Optimal Surveillance Strategies for Early-Stage Cutaneous Melanoma Post Primary Tumor Excision: An Economic Evaluation

Vasileios Kontogiannis, Diarmuid Coughlan, Mehdi Javanbakht, Patience Kunonga, Fiona Beyer, Catherine Richmond, Andy Bryant, Dalvir Bajwa, Robert A. Ellis, Luke Vale*

*Corresponding author for this work

Research output: Contribution to journalArticlepeer-review


Background. Consensus on standardized active surveillance or follow-up care by clinicians is lacking leading to considerable variation in practice across countries. An important structural modelling consideration is that self-examination by patients and their partners can detect melanoma recurrence outside of active surveillance regimes. Objectives. To identify candidate melanoma surveillance strategies for American Joint Committee on Cancer (AJCC) stage I disease and compare them with the current recommended practice in a cost-utility analysis framework. Methods. In consultation with UK clinical experts, a microsimulation model was built in TreeAge Pro 2019 R1.0 (Williamstown, MA, USA) to evaluate surveillance strategies for AJCC stage IA and IB melanoma patients separately. The model incorporated patient behaviors such as self-detection and emergency visits to examine suspicious lesions. A National Health Service (NHS) perspective was taken. Model input parameters were taken from the literature and where data were not available, local expert opinion was sought. Probabilistic sensitivity analysis, one-way sensitivity analysis on pertinent parameters and value of information was performed. Results. In the base-case probabilistic sensitivity analysis, less intensive surveillance strategies for AJCC stage IA and IB had lower total lifetime costs than the current National Institute for Health and Care Excellence (NICE) recommended strategy with similar effectiveness in terms of quality-adjusted life years and thereby likely to be cost-effective. Many strategies had similar effectiveness due to the relatively low chance of recurrence and the high rate of self-detection. Sensitivity and scenario analyses did not change these findings. Conclusions. Our model findings suggest that less resource intensive surveillance may be cost-effective compared with the current NICE surveillance guidelines. However, to advocate convincingly for changes, better evidence is required.

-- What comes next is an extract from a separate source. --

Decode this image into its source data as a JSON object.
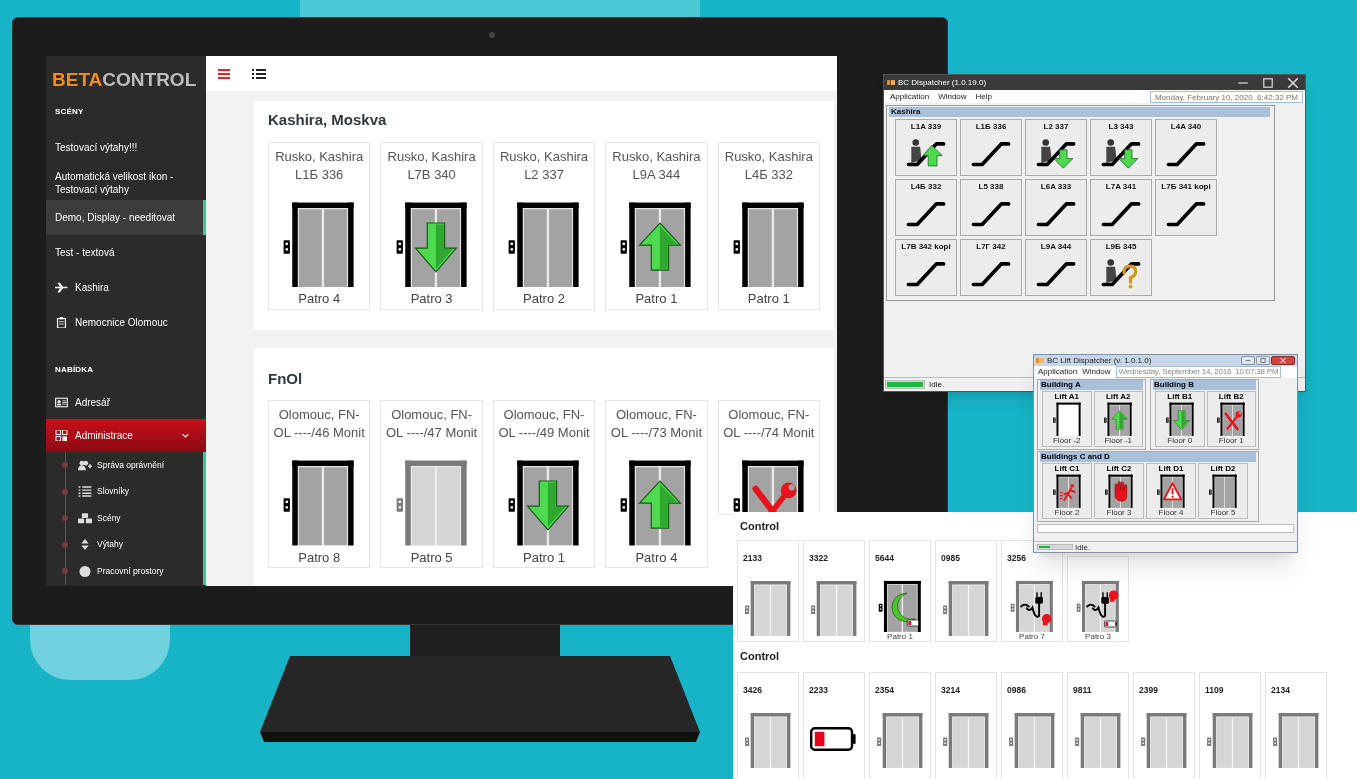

Original languageEnglish
Number of pages11
JournalMDM Policy and Practice
Issue number1
Publication statusE-pub ahead of print - 4 Jan 2022

Bibliographical note

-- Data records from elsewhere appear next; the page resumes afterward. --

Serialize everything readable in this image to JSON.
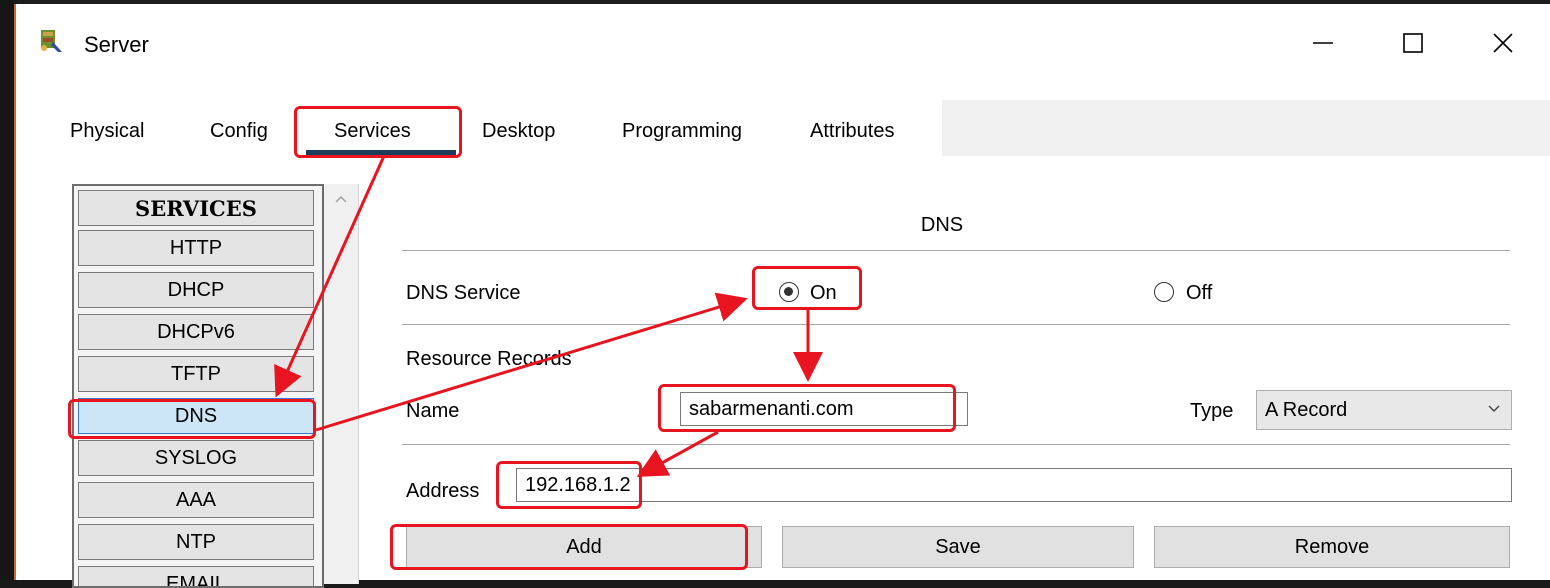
{
  "window": {
    "title": "Server",
    "minimize_icon": "minimize-icon",
    "maximize_icon": "maximize-icon",
    "close_icon": "close-icon"
  },
  "tabs": [
    {
      "label": "Physical"
    },
    {
      "label": "Config"
    },
    {
      "label": "Services",
      "selected": true
    },
    {
      "label": "Desktop"
    },
    {
      "label": "Programming"
    },
    {
      "label": "Attributes"
    }
  ],
  "services": {
    "header": "SERVICES",
    "items": [
      "HTTP",
      "DHCP",
      "DHCPv6",
      "TFTP",
      "DNS",
      "SYSLOG",
      "AAA",
      "NTP",
      "EMAIL"
    ],
    "selected": "DNS"
  },
  "dns": {
    "title": "DNS",
    "service_label": "DNS Service",
    "on_label": "On",
    "off_label": "Off",
    "service_state": "On",
    "records_label": "Resource Records",
    "name_label": "Name",
    "name_value": "sabarmenanti.com",
    "type_label": "Type",
    "type_value": "A Record",
    "address_label": "Address",
    "address_value": "192.168.1.2",
    "add_label": "Add",
    "save_label": "Save",
    "remove_label": "Remove"
  },
  "colors": {
    "annotation": "#e8141f",
    "selected_item": "#cde6f7",
    "tab_underline": "#1c3c5a"
  }
}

Funding Information:
The author(s) disclosed receipt of the following financial support for the research, authorship, and/or publication of this article: Financial support for this study was provided by the National Institute of Health Research (NIHR) Health Technology Assessment Programme, Grant Number: 16/166/05. The funding agreement ensured the authors’ independence in designing the study, interpreting the data, writing, and publishing the report.

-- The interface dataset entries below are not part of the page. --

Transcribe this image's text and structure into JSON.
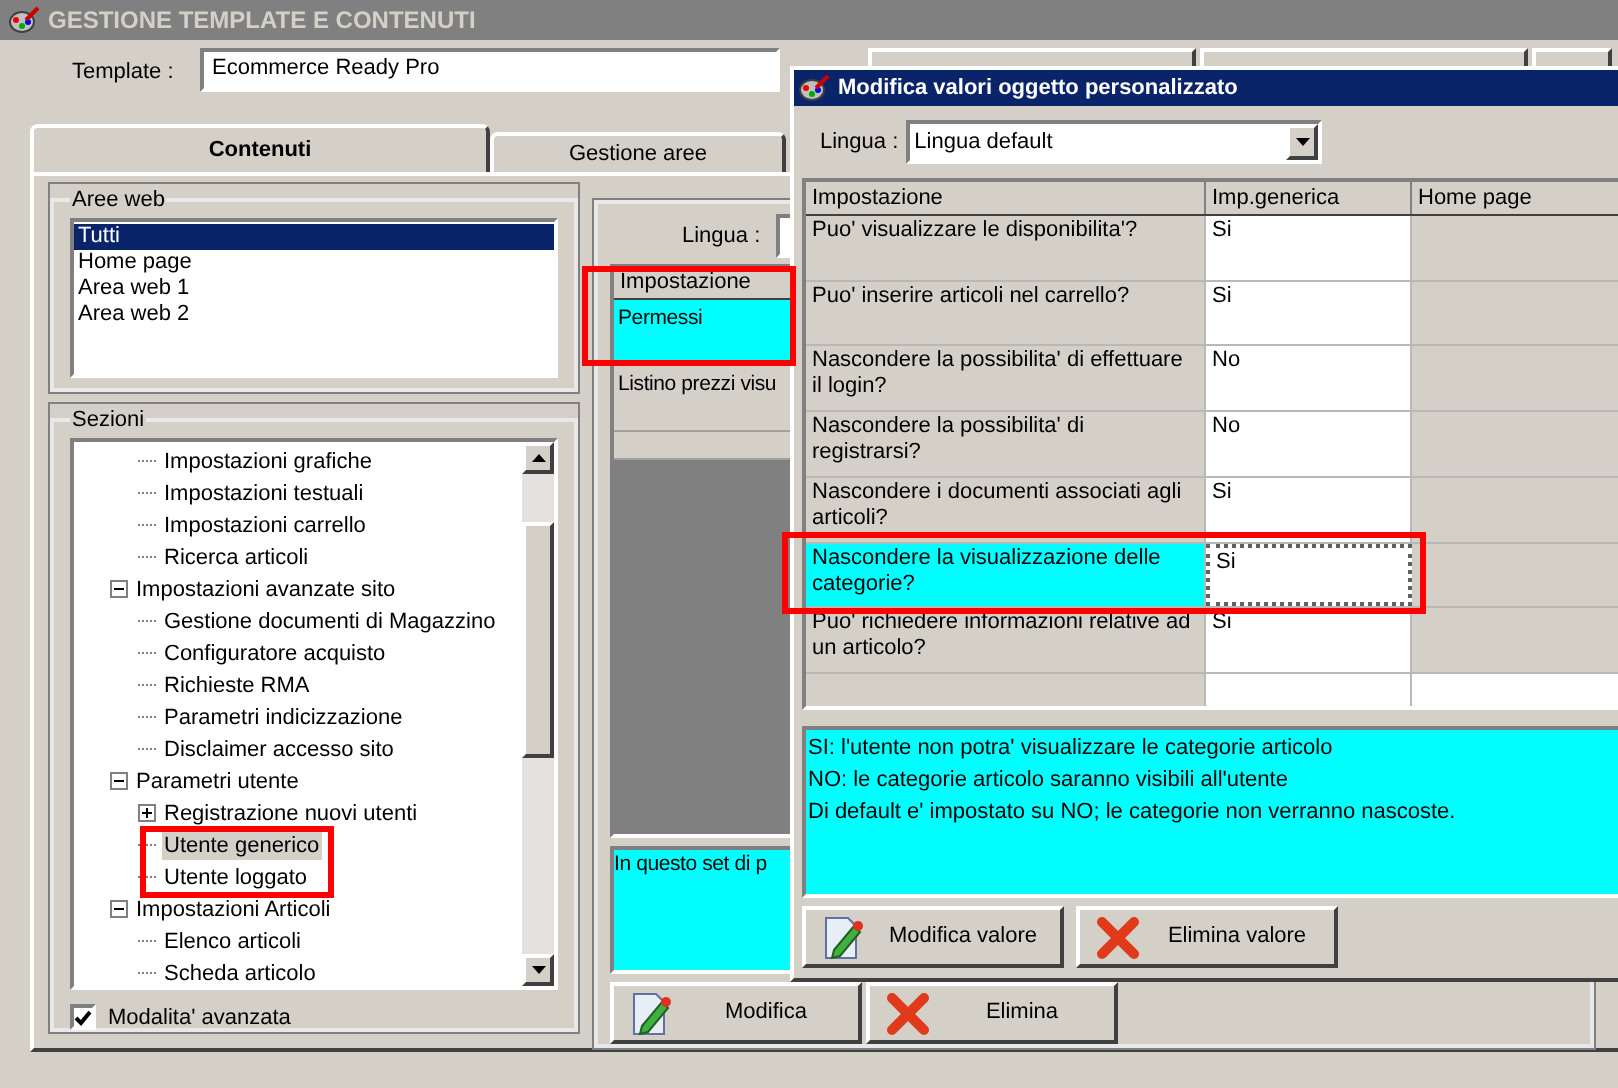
{
  "main_window": {
    "title": "GESTIONE TEMPLATE E CONTENUTI",
    "template_label": "Template :",
    "template_value": "Ecommerce Ready Pro",
    "tabs": [
      {
        "label": "Contenuti",
        "selected": true
      },
      {
        "label": "Gestione aree",
        "selected": false
      }
    ],
    "aree_web": {
      "title": "Aree web",
      "items": [
        {
          "label": "Tutti",
          "selected": true
        },
        {
          "label": "Home page",
          "selected": false
        },
        {
          "label": "Area web 1",
          "selected": false
        },
        {
          "label": "Area web 2",
          "selected": false
        }
      ]
    },
    "sezioni": {
      "title": "Sezioni",
      "tree": [
        {
          "children": [
            {
              "label": "Impostazioni grafiche",
              "selected": false
            },
            {
              "label": "Impostazioni testuali",
              "selected": false
            },
            {
              "label": "Impostazioni carrello",
              "selected": false
            },
            {
              "label": "Ricerca articoli",
              "selected": false
            }
          ]
        },
        {
          "label": "Impostazioni avanzate sito",
          "selected": false,
          "expanded": true,
          "children": [
            {
              "label": "Gestione documenti di Magazzino",
              "selected": false
            },
            {
              "label": "Configuratore acquisto",
              "selected": false
            },
            {
              "label": "Richieste RMA",
              "selected": false
            },
            {
              "label": "Parametri indicizzazione",
              "selected": false
            },
            {
              "label": "Disclaimer accesso sito",
              "selected": false
            }
          ]
        },
        {
          "label": "Parametri utente",
          "selected": false,
          "expanded": true,
          "children": [
            {
              "label": "Registrazione nuovi utenti",
              "selected": false,
              "expanded": false
            },
            {
              "label": "Utente generico",
              "selected": true
            },
            {
              "label": "Utente loggato",
              "selected": false
            }
          ]
        },
        {
          "label": "Impostazioni Articoli",
          "selected": false,
          "expanded": true,
          "children": [
            {
              "label": "Elenco articoli",
              "selected": false
            },
            {
              "label": "Scheda articolo",
              "selected": false
            }
          ]
        }
      ],
      "advanced_mode": {
        "label": "Modalita' avanzata",
        "checked": true
      }
    },
    "settings_panel": {
      "language_label": "Lingua :",
      "grid_header": "Impostazione",
      "rows": [
        {
          "label": "Permessi",
          "selected": true
        },
        {
          "label": "Listino prezzi visu",
          "selected": false
        }
      ],
      "description": "In questo set di p",
      "buttons": [
        {
          "label": "Modifica",
          "kind": "edit"
        },
        {
          "label": "Elimina",
          "kind": "delete"
        }
      ]
    }
  },
  "dialog": {
    "title": "Modifica valori oggetto personalizzato",
    "language_label": "Lingua :",
    "language_value": "Lingua default",
    "columns": [
      "Impostazione",
      "Imp.generica",
      "Home page"
    ],
    "rows": [
      {
        "setting": "Puo' visualizzare le disponibilita'?",
        "value": "Si",
        "selected": false
      },
      {
        "setting": "Puo' inserire articoli nel carrello?",
        "value": "Si",
        "selected": false
      },
      {
        "setting": "Nascondere la possibilita' di effettuare il login?",
        "value": "No",
        "selected": false
      },
      {
        "setting": "Nascondere la possibilita' di registrarsi?",
        "value": "No",
        "selected": false
      },
      {
        "setting": "Nascondere i documenti associati agli articoli?",
        "value": "Si",
        "selected": false
      },
      {
        "setting": "Nascondere la visualizzazione delle categorie?",
        "value": "Si",
        "selected": true
      },
      {
        "setting": "Puo' richiedere informazioni relative ad un articolo?",
        "value": "Si",
        "selected": false
      }
    ],
    "description_lines": [
      "SI: l'utente non potra' visualizzare le categorie articolo",
      "NO: le categorie articolo saranno visibili all'utente",
      "Di default e' impostato su NO; le categorie non verranno nascoste."
    ],
    "buttons": [
      {
        "label": "Modifica valore",
        "kind": "edit"
      },
      {
        "label": "Elimina valore",
        "kind": "delete"
      }
    ]
  }
}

Publisher Copyright:
© The Author(s) 2022.


  • cost utility analysis, melanoma, microsimulation, surveillance, value of information

Cite this